May 10, 1979 – News for this day was almost all about access to gasoline. All over the country, lines were forming at gas stations as rationing began the previous day. Yesterday it was gas for odd numbered license plates. This day was for even numbered and personalized plates. And nobody was happy.
The West Coast was particularly hard hit, with a barrage of excuses that went from the situation in Iran to an unexplained increase in gasoline demand. Whatever it was, the end result was either a line, snaking down any given street and around corners, with waits going into hours, or a closed gas station with a NO Gas sign posted, or not sign posted at all.

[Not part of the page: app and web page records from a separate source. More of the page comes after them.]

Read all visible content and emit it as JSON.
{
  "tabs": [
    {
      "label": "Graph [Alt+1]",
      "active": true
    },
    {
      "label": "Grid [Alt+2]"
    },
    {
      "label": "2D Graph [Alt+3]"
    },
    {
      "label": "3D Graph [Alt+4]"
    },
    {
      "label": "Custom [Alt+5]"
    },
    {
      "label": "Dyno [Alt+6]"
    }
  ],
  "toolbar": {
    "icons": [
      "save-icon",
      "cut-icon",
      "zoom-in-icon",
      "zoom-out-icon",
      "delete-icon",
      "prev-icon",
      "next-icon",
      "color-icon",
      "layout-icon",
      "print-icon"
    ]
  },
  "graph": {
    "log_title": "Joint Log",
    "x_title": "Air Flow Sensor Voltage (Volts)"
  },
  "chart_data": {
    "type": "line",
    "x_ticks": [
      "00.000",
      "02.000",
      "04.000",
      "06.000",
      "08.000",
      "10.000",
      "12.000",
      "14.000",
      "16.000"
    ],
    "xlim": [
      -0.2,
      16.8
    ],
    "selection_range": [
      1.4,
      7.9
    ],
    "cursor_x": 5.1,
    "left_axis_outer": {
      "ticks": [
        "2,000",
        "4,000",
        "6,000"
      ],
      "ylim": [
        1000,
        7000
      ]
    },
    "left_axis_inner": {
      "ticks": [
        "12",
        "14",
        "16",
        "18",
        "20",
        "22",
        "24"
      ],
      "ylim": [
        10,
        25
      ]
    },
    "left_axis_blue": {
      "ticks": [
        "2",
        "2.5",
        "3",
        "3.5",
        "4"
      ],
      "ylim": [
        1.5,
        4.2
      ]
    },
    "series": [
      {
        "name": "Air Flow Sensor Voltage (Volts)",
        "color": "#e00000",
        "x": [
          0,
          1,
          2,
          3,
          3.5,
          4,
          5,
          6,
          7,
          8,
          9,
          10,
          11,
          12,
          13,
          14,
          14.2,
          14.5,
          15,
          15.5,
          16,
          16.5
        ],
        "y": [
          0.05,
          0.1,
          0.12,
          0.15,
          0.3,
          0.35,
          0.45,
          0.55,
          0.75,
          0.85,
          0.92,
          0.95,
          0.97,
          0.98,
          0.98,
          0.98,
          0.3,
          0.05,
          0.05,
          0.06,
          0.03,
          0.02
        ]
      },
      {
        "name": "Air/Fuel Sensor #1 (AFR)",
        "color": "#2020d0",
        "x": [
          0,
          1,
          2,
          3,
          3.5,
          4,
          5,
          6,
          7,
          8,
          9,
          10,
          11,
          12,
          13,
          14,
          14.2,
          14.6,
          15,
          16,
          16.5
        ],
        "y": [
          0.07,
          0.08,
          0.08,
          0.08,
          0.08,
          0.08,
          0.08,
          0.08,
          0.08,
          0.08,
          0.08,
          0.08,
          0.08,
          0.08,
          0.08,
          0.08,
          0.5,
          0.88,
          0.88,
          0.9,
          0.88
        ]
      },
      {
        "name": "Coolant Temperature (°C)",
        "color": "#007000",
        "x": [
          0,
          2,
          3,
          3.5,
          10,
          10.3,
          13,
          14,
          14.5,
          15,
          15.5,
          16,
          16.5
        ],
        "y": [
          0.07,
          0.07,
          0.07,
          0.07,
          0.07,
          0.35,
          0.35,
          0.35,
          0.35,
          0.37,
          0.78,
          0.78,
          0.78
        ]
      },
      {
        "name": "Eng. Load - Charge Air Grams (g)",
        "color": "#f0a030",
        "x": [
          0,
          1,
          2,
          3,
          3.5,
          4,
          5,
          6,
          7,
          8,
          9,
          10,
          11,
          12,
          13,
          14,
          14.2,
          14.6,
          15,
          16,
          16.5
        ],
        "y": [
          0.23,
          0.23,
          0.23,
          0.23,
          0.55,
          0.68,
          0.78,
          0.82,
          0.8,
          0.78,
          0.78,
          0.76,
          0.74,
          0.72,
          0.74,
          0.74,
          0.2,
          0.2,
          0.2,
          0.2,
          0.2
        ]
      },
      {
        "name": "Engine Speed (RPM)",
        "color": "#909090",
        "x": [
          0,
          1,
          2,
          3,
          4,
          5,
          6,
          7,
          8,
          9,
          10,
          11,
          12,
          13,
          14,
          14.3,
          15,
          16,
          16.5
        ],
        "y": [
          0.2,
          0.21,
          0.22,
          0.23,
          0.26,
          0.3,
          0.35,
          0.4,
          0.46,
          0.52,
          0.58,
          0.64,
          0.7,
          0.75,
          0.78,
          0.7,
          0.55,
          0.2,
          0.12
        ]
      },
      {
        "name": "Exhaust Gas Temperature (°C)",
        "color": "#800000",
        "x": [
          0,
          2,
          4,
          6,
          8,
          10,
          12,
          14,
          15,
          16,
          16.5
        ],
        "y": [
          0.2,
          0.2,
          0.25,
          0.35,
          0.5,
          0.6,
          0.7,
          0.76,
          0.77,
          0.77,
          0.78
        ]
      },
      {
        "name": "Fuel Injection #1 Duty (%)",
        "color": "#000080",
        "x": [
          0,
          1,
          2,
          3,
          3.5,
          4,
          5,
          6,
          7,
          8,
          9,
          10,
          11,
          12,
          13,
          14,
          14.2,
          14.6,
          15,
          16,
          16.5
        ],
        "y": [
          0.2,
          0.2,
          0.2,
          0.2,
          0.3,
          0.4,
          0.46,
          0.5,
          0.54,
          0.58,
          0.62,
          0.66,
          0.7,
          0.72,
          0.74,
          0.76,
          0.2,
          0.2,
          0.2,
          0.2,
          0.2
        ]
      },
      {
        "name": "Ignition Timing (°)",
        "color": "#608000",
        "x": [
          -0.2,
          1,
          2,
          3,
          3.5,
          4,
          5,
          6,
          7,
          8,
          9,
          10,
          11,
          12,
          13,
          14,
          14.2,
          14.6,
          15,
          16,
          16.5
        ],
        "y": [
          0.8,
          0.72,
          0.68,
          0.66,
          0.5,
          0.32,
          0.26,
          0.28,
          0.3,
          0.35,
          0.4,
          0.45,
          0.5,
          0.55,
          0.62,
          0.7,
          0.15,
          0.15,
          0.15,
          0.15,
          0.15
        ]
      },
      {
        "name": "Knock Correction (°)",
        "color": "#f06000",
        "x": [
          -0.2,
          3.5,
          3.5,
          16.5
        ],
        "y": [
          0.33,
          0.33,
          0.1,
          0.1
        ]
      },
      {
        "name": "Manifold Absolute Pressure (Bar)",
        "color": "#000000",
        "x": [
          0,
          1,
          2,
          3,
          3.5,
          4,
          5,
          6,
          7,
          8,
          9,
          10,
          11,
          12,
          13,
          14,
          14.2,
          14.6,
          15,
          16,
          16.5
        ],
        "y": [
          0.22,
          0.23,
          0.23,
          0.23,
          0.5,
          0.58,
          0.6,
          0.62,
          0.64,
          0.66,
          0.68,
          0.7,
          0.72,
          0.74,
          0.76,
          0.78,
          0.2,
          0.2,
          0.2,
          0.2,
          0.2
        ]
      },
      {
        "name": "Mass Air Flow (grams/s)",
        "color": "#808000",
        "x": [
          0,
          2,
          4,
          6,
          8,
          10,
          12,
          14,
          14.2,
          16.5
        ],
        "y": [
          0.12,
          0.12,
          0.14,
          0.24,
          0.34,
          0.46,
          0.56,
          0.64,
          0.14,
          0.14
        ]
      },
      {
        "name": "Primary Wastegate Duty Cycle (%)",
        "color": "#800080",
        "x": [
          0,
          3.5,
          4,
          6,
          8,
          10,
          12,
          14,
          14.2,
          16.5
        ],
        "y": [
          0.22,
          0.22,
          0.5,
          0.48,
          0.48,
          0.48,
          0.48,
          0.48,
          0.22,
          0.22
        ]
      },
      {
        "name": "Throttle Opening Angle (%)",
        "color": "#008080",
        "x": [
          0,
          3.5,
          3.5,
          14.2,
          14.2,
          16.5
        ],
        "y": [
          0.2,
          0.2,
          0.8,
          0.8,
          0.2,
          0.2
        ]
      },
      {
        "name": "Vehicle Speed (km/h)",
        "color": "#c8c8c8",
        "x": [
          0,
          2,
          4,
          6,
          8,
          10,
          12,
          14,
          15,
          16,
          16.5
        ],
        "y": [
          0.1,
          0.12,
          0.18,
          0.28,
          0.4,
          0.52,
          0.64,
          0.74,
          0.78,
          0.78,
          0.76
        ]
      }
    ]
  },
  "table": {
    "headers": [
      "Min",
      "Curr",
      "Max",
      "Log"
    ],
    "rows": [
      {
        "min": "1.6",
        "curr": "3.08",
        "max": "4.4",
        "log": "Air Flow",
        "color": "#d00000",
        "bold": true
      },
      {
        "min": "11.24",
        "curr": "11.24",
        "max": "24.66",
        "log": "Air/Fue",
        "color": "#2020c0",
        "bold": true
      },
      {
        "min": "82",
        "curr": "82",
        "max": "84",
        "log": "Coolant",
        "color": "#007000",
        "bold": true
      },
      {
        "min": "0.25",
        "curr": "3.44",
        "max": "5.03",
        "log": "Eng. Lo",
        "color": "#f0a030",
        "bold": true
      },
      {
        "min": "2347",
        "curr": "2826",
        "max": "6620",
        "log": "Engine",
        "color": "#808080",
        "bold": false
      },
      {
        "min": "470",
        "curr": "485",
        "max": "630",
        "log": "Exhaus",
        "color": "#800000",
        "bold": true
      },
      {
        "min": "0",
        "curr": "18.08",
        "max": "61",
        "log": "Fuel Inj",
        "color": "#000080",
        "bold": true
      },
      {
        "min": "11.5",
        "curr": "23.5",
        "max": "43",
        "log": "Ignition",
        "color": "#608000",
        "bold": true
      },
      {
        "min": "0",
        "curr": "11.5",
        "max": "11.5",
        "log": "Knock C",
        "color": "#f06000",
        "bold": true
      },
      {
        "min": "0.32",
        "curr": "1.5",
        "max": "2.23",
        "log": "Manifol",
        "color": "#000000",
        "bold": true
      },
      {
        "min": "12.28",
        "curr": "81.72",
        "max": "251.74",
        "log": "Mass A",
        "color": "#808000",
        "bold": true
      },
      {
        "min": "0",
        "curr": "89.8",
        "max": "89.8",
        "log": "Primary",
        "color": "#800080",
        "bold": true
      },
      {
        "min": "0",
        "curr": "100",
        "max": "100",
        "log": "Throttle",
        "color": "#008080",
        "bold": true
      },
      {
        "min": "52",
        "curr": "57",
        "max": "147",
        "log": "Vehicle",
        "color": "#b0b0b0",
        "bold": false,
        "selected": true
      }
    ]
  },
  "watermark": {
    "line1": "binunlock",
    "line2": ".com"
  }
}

There were suspicions that this was a manufactured crisis – that it was a plan devised by oil companies to hike prices by creating a false demand, that the sudden increase in population in some parts of the country (primarily Los Angeles and the West Coast in general) was seen as an opportunity to create a shortage. Investigations were called for and probes on the state and local as well as national level were being considered. Some station owners saw it as an opportunity to cash in, and jacked prices up anyway and this brought a rash of complaints from drivers to law enforcement who were busily cruising the streets in search of nefarious gas stations.
Whatever it was, real or manufactured, the bottom line was; people were stuck in lines waiting for gas. And those who could afford it least were the hardest hit.
There was other news this day, but it was still about oil. Reports from Ireland told of gas shortages and closed stations with “no petrol” signs posted. Iran was reported to be raising crude oil prices by .60 a barrel. Other news from Iran also reported executions of former associates of the Shah.
All that, and a lot more for this May 10, 1979 as reported via KNX Newsradio in Los Angeles with extensive live coverage of rush-hour gas lines. All on Day 2.